Bridge, over 250 years old, found in Vietnam

Vietnamese archaeologists have discovered a stone bridge dating back from the time of King Le Canh Hung (1740-1786) in the northern Cao Bang province.

The experts from the Vietnam Institute of Archaeology and provincial museum found the 260-year-old bridge in Hung Quoc town in good condition and still being used by people.

The museum director, Phung Chi Kien, said the bridge was vaulted, 4.75m long, and 2.46m wide.

It had been built using large stones, the biggest of which was 1.73m long, 0.34m wide and 0.24m high, he said.

Near the bridge is a stele placed in 1831 by the Nguyen dynasty’s Emperor Minh Mang. It says: The bridge was built during King Le Canh Hung’s reign 1749 and repaired during Emperor Minh Mang’s reign in 1831.

It will be preserved by the province’s culture and information agency.

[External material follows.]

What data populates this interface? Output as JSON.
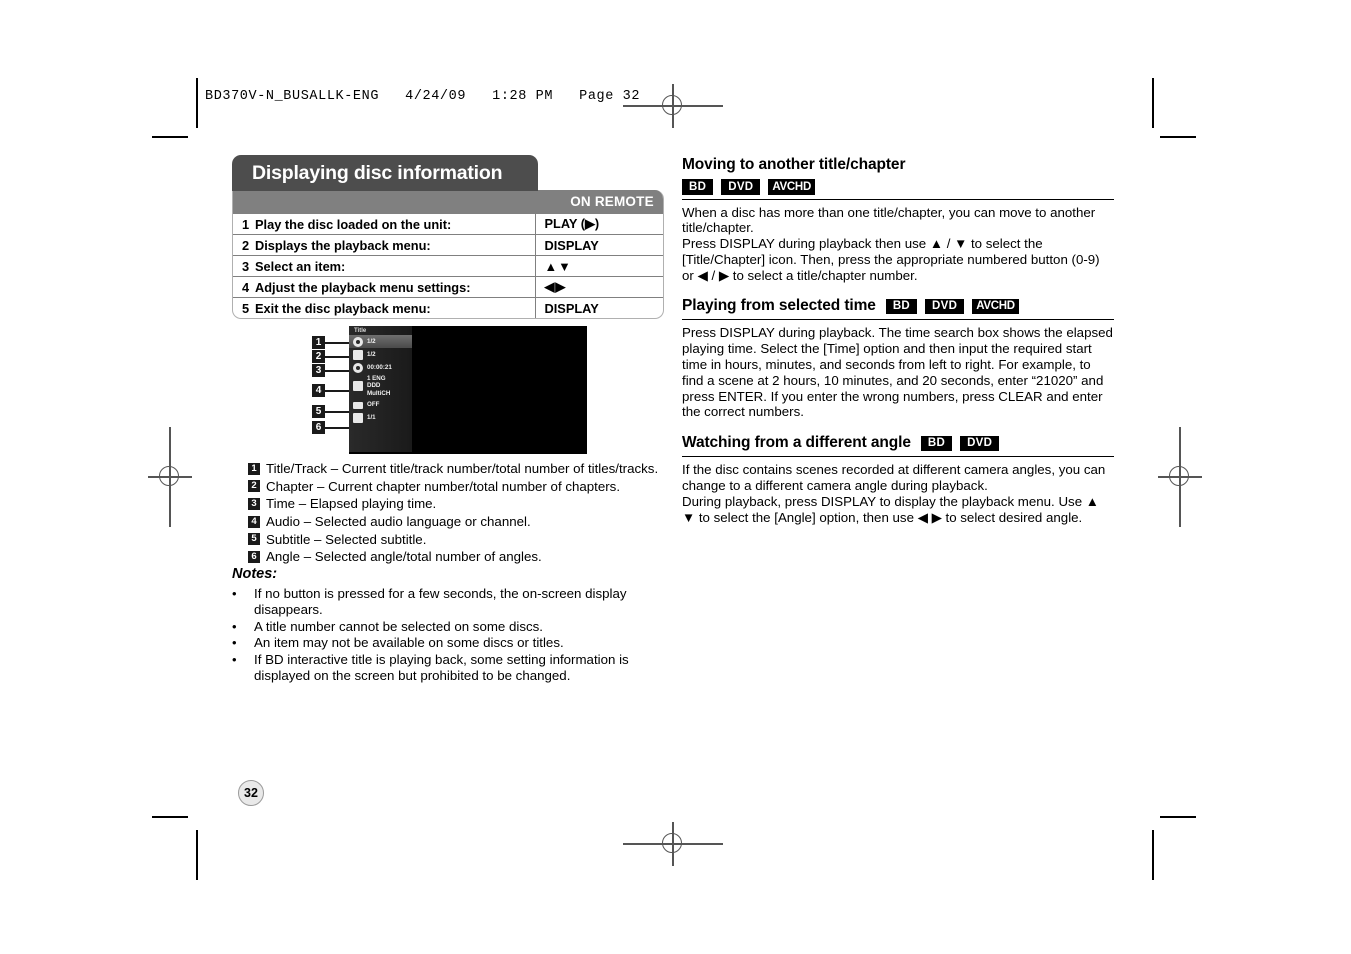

Books about the Vietnamese kingdoms and dynasties:
Vietnam: An Illustrated History (Illustrated Histories) by L. S. Woods
Nguyen Cochinchina: Southern Vietnam in the Seventeenth and Eighteenth Centuries (Studies on Southeast Asia) by T. Li